The art exhibition at Megabox in Kowloon Bay called “Joy to the World of Van Gogh” turns the Dutch impressionist’s art into a multi-sensory exhibition experience.
Rather than just presenting the paintings, the images were creatively used in immersive ways, so you could even walk right into paintings—or use them as backdrops for your own photos.
His artworks, notably Sunflowers (1888), Cafe Terrace at Night (1888), The Starry Night (1889) and some self-portraits, are now some of the most famous paintings in art history. Here are some highlights of the show—which you can see if you go soon, as the show ends after the coming weekend.
Vase with Twelve Sunflowers and Irises has been turned into a mirror gallery, made of LED screens and mirror reflections. The visual effects can be enjoyed from the inside, as the viewers sees them from a 360-degree angle.
Van Gogh’s famous painting Cafe Terrace at Night in Arles (a place in France) has been made so large that you can even imagine yourself at the café. This is one of the favourite photogenic spots for visitors. They become characters in the artwork and can even use Augmented Reality filters on social media to create images featuring themselves in work. The cafe in the painting is still in existence in France, although it has been renamed “the Cafe Van Gogh”.
He was also famous for his pictures of the night sky. Visitors admire the animated rendering of The Starry Night – which was projected onto a large LED screen with vivid Christmas tree image and a glowing light. With a small boat and Christmas decorations, they let visitors step into the scene. It is one of Van Gogh’s most popular paintings with its spectacular swirling sky, filled with spirals.
In real life, there’s a sad note: The iconic painting depicted the view outside an asylum in France ‘s Saint-Rémy where Van Gogh was recovering from bouts of serious mental episodes.
There’s also a giant installation based on Van Gogh’s self-portraits (with added Christmas elements) on display in the exhibition. He painted half a dozen self-portraits, and they are also among the most famous of his works.

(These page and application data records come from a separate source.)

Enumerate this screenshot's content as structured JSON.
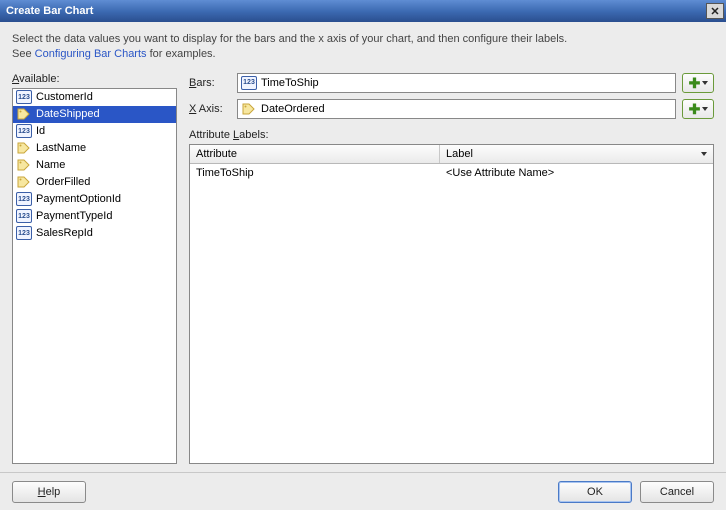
{
  "window": {
    "title": "Create Bar Chart"
  },
  "instructions": {
    "line1": "Select the data values you want to display for the bars and the x axis of your chart, and then configure their labels.",
    "line2_prefix": "See ",
    "link_text": "Configuring Bar Charts",
    "line2_suffix": " for examples."
  },
  "available": {
    "label": "Available:",
    "items": [
      {
        "name": "CustomerId",
        "icon": "123",
        "selected": false
      },
      {
        "name": "DateShipped",
        "icon": "tag",
        "selected": true
      },
      {
        "name": "Id",
        "icon": "123",
        "selected": false
      },
      {
        "name": "LastName",
        "icon": "tag",
        "selected": false
      },
      {
        "name": "Name",
        "icon": "tag",
        "selected": false
      },
      {
        "name": "OrderFilled",
        "icon": "tag",
        "selected": false
      },
      {
        "name": "PaymentOptionId",
        "icon": "123",
        "selected": false
      },
      {
        "name": "PaymentTypeId",
        "icon": "123",
        "selected": false
      },
      {
        "name": "SalesRepId",
        "icon": "123",
        "selected": false
      }
    ]
  },
  "fields": {
    "bars": {
      "label": "Bars:",
      "value": "TimeToShip",
      "icon": "123"
    },
    "xaxis": {
      "label": "X Axis:",
      "value": "DateOrdered",
      "icon": "tag"
    }
  },
  "attribute_labels": {
    "heading": "Attribute Labels:",
    "columns": {
      "attribute": "Attribute",
      "label": "Label"
    },
    "rows": [
      {
        "attribute": "TimeToShip",
        "label": "<Use Attribute Name>"
      }
    ]
  },
  "buttons": {
    "help": "Help",
    "ok": "OK",
    "cancel": "Cancel"
  }
}
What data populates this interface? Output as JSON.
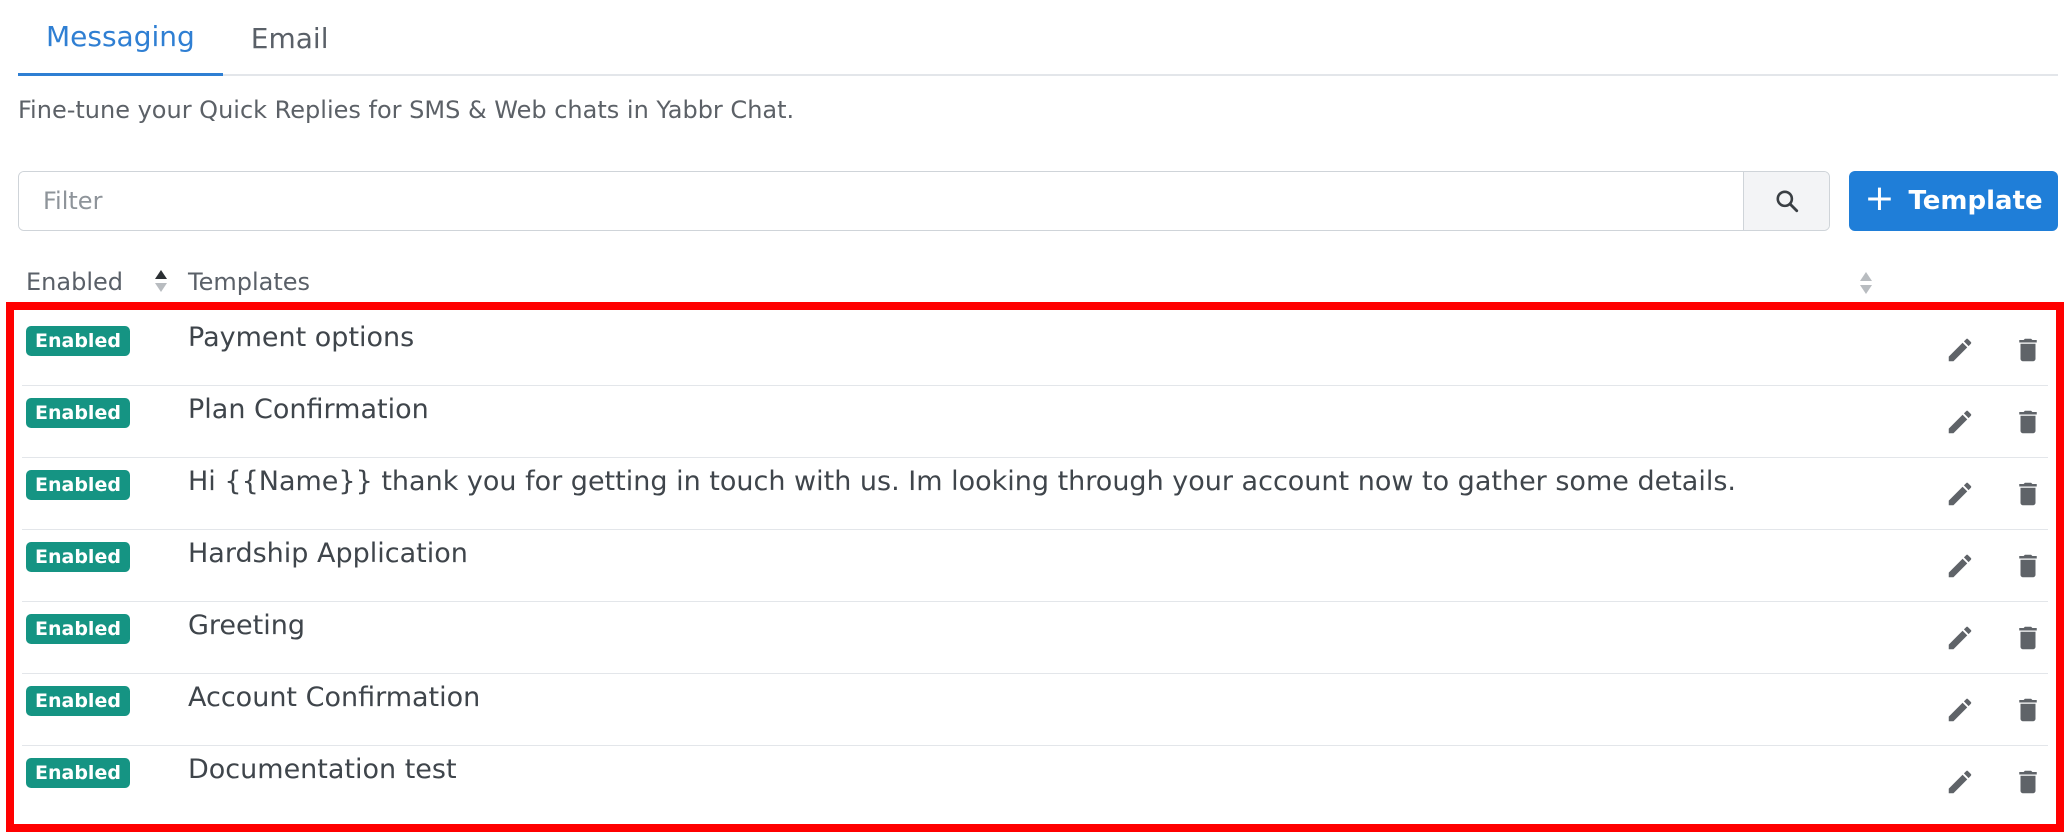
{
  "tabs": [
    {
      "label": "Messaging",
      "active": true
    },
    {
      "label": "Email",
      "active": false
    }
  ],
  "description": "Fine-tune your Quick Replies for SMS & Web chats in Yabbr Chat.",
  "filter": {
    "placeholder": "Filter",
    "value": ""
  },
  "add_button": {
    "plus": "+",
    "label": "Template"
  },
  "table": {
    "columns": [
      "Enabled",
      "Templates"
    ],
    "rows": [
      {
        "status": "Enabled",
        "title": "Payment options"
      },
      {
        "status": "Enabled",
        "title": "Plan Confirmation"
      },
      {
        "status": "Enabled",
        "title": "Hi {{Name}} thank you for getting in touch with us. Im looking through your account now to gather some details."
      },
      {
        "status": "Enabled",
        "title": "Hardship Application"
      },
      {
        "status": "Enabled",
        "title": "Greeting"
      },
      {
        "status": "Enabled",
        "title": "Account Confirmation"
      },
      {
        "status": "Enabled",
        "title": "Documentation test"
      }
    ]
  },
  "icons": {
    "search": "search-icon",
    "sort": "sort-icon",
    "edit": "pencil-icon",
    "delete": "trash-icon"
  },
  "colors": {
    "primary": "#1f7ed8",
    "active_tab": "#2f7fd3",
    "badge": "#159483",
    "highlight": "#ff0000",
    "icon": "#5f6368"
  }
}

But again, there’s a sad note in real life behind his choices. Short of money, he couldn’t afford to pay models – and so used his mirror to provide one.
It’s unusual for a shopping mall to offer a cultural experience like this – but the shoppers clearly enjoyed it, and one may hope that other efforts will be made to bring high culture into a place normally associated with baser emotions.
Image at the top by Stale Grut/Unsplash.